Pull each line containing "visualizações" from the data.

(Data records)
——

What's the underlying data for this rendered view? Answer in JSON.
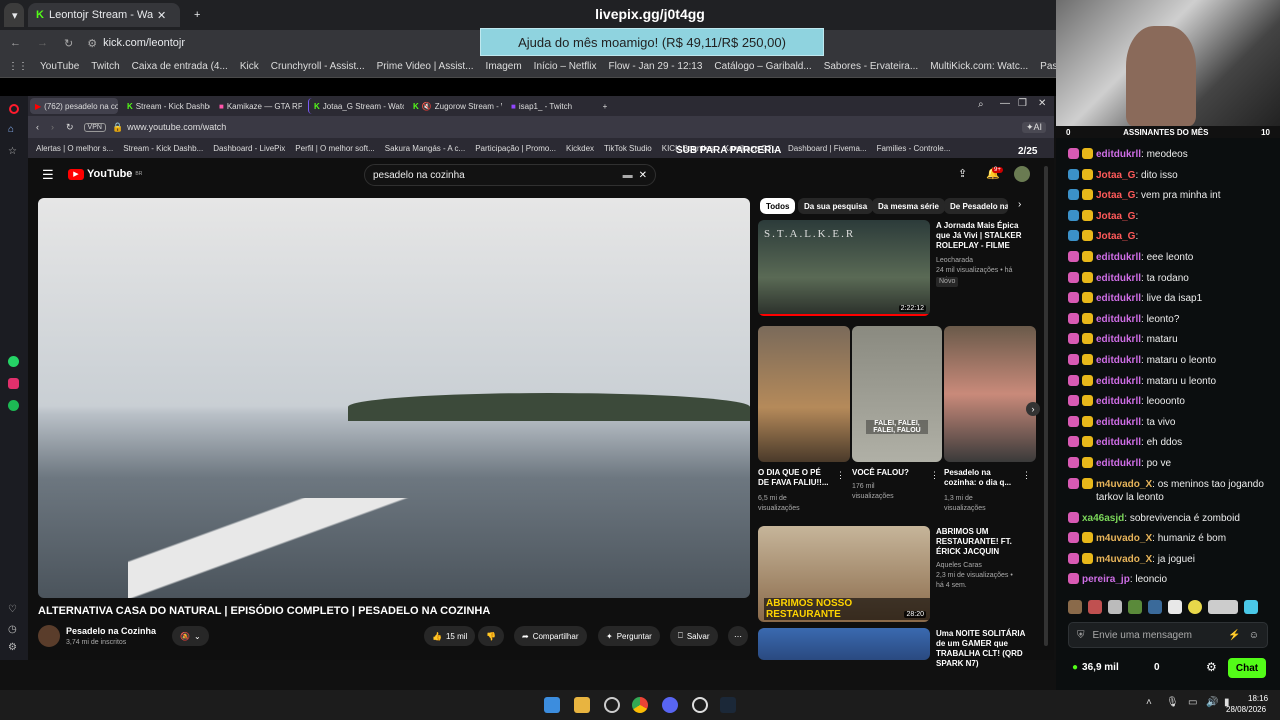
{
  "outer_browser": {
    "tabs": [
      {
        "label": "Leontojr Stream - Watch Live o"
      }
    ],
    "address": "kick.com/leontojr",
    "bookmarks": [
      "YouTube",
      "Twitch",
      "Caixa de entrada (4...",
      "Kick",
      "Crunchyroll - Assist...",
      "Prime Video | Assist...",
      "Imagem",
      "Início – Netflix",
      "Flow - Jan 29 - 12:13",
      "Catálogo – Garibald...",
      "Sabores - Ervateira...",
      "MultiKick.com: Watc...",
      "Past"
    ]
  },
  "overlay": {
    "livepix_url": "livepix.gg/j0t4gg",
    "donation_goal": "Ajuda do mês moamigo! (R$ 49,11/R$ 250,00)",
    "sub_banner": "SUB PARA PARCERIA",
    "sub_counter": "2/25"
  },
  "inner_browser": {
    "tabs": [
      "(762) pesadelo na coz",
      "Stream - Kick Dashboard",
      "Kamikaze — GTA RP",
      "Jotaa_G Stream - Watch Li",
      "Zugorow Stream - Wa",
      "isap1_ - Twitch"
    ],
    "address": "www.youtube.com/watch",
    "bookmarks": [
      "Alertas | O melhor s...",
      "Stream - Kick Dashb...",
      "Dashboard - LivePix",
      "Perfil | O melhor soft...",
      "Sakura Mangás - A c...",
      "Participação | Promo...",
      "Kickdex",
      "TikTok Studio",
      "KICK Bounties",
      "Kamikaze GT...",
      "Dashboard | Fivema...",
      "Families - Controle..."
    ]
  },
  "youtube": {
    "logo": "YouTube",
    "logo_region": "BR",
    "search_query": "pesadelo na cozinha",
    "notif_count": "9+",
    "video_title": "ALTERNATIVA CASA DO NATURAL | EPISÓDIO COMPLETO | PESADELO NA COZINHA",
    "channel_name": "Pesadelo na Cozinha",
    "subscribers": "3,74 mi de inscritos",
    "likes": "15 mil",
    "share_label": "Compartilhar",
    "ask_label": "Perguntar",
    "save_label": "Salvar",
    "chips": [
      "Todos",
      "Da sua pesquisa",
      "Da mesma série",
      "De Pesadelo na"
    ],
    "rec_main": [
      {
        "title": "A Jornada Mais Épica que Já Vivi | STALKER ROLEPLAY - FILME",
        "channel": "Leocharada",
        "meta": "24 mil visualizações • há 20 h",
        "badge": "Novo",
        "duration": "2:22:12",
        "thumb_text": "S.T.A.L.K.E.R"
      },
      {
        "title": "ABRIMOS UM RESTAURANTE! FT. ÉRICK JACQUIN",
        "channel": "Aqueles Caras",
        "meta": "2,3 mi de visualizações • há 4 sem.",
        "duration": "28:20",
        "thumb_text": "ABRIMOS NOSSO RESTAURANTE"
      },
      {
        "title": "Uma NOITE SOLITÁRIA de um GAMER que TRABALHA CLT! (QRD SPARK N7)",
        "channel": "",
        "meta": "",
        "duration": ""
      }
    ],
    "shorts": [
      {
        "title": "O DIA QUE O PÉ DE FAVA FALIU!!...",
        "views": "6,5 mi de visualizações"
      },
      {
        "title": "VOCÊ FALOU?",
        "views": "176 mil visualizações",
        "thumb_text": "FALEI, FALEI, FALEI, FALOU"
      },
      {
        "title": "Pesadelo na cozinha: o dia q...",
        "views": "1,3 mi de visualizações"
      }
    ]
  },
  "chat": {
    "subs_header": "ASSINANTES DO MÊS",
    "subs_left": "0",
    "subs_right": "10",
    "messages": [
      {
        "user": "editdukrll",
        "text": "meodeos",
        "color": "#cf6ee6"
      },
      {
        "user": "Jotaa_G",
        "text": "dito isso",
        "color": "#ff5a5a"
      },
      {
        "user": "Jotaa_G",
        "text": "vem pra minha int",
        "color": "#ff5a5a"
      },
      {
        "user": "Jotaa_G",
        "text": "",
        "color": "#ff5a5a"
      },
      {
        "user": "Jotaa_G",
        "text": "",
        "color": "#ff5a5a"
      },
      {
        "user": "editdukrll",
        "text": "eee leonto",
        "color": "#cf6ee6"
      },
      {
        "user": "editdukrll",
        "text": "ta rodano",
        "color": "#cf6ee6"
      },
      {
        "user": "editdukrll",
        "text": "live da isap1",
        "color": "#cf6ee6"
      },
      {
        "user": "editdukrll",
        "text": "leonto?",
        "color": "#cf6ee6"
      },
      {
        "user": "editdukrll",
        "text": "mataru",
        "color": "#cf6ee6"
      },
      {
        "user": "editdukrll",
        "text": "mataru o leonto",
        "color": "#cf6ee6"
      },
      {
        "user": "editdukrll",
        "text": "mataru u leonto",
        "color": "#cf6ee6"
      },
      {
        "user": "editdukrll",
        "text": "leooonto",
        "color": "#cf6ee6"
      },
      {
        "user": "editdukrll",
        "text": "ta vivo",
        "color": "#cf6ee6"
      },
      {
        "user": "editdukrll",
        "text": "eh ddos",
        "color": "#cf6ee6"
      },
      {
        "user": "editdukrll",
        "text": "po ve",
        "color": "#cf6ee6"
      },
      {
        "user": "m4uvado_X",
        "text": "os meninos tao jogando tarkov la leonto",
        "color": "#e7b45a"
      },
      {
        "user": "xa46asjd",
        "text": "sobrevivencia é zomboid",
        "color": "#7bd65a"
      },
      {
        "user": "m4uvado_X",
        "text": "humaniz é bom",
        "color": "#e7b45a"
      },
      {
        "user": "m4uvado_X",
        "text": "ja joguei",
        "color": "#e7b45a"
      },
      {
        "user": "pereira_jp",
        "text": "leoncio",
        "color": "#cf6ee6"
      }
    ],
    "input_placeholder": "Envie uma mensagem",
    "viewers": "36,9 mil",
    "points": "0",
    "send_label": "Chat"
  },
  "taskbar": {
    "time": "18:16",
    "date": "28/08/2026"
  },
  "colors": {
    "kick_green": "#53fc18",
    "yt_red": "#ff0000"
  }
}
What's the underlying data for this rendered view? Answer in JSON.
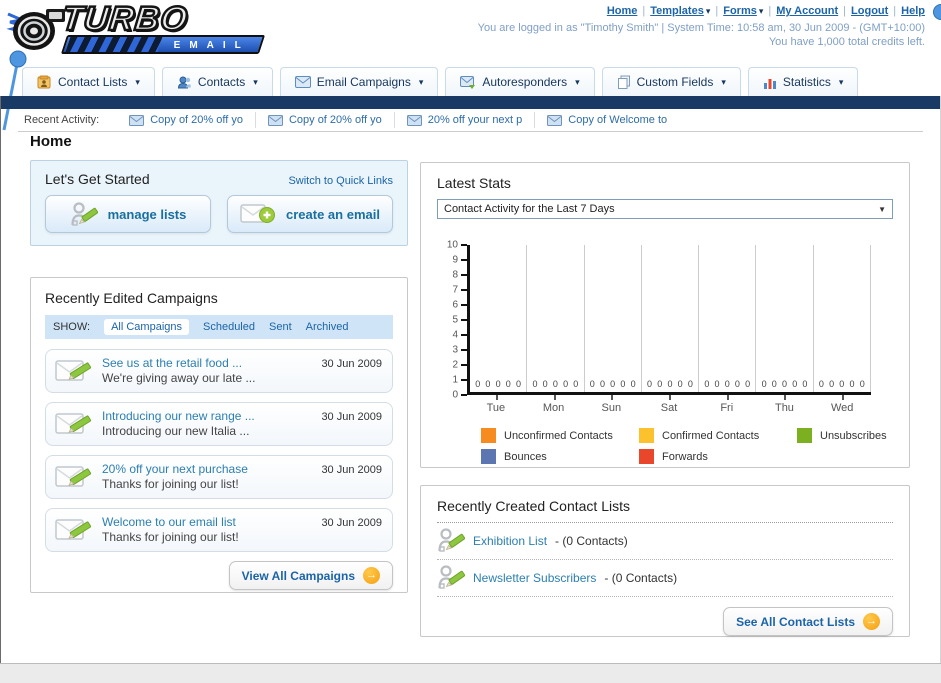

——

• **ANSWER SECTION**:
        "meta": "24 mil visualizações • há 20 h",
        "meta": "2,3 mi de visualizações • há 4 sem.",
        "views": "6,5 mi de visualizações"
        "views": "176 mil visualizações",
        "views": "1,3 mi de visualizações"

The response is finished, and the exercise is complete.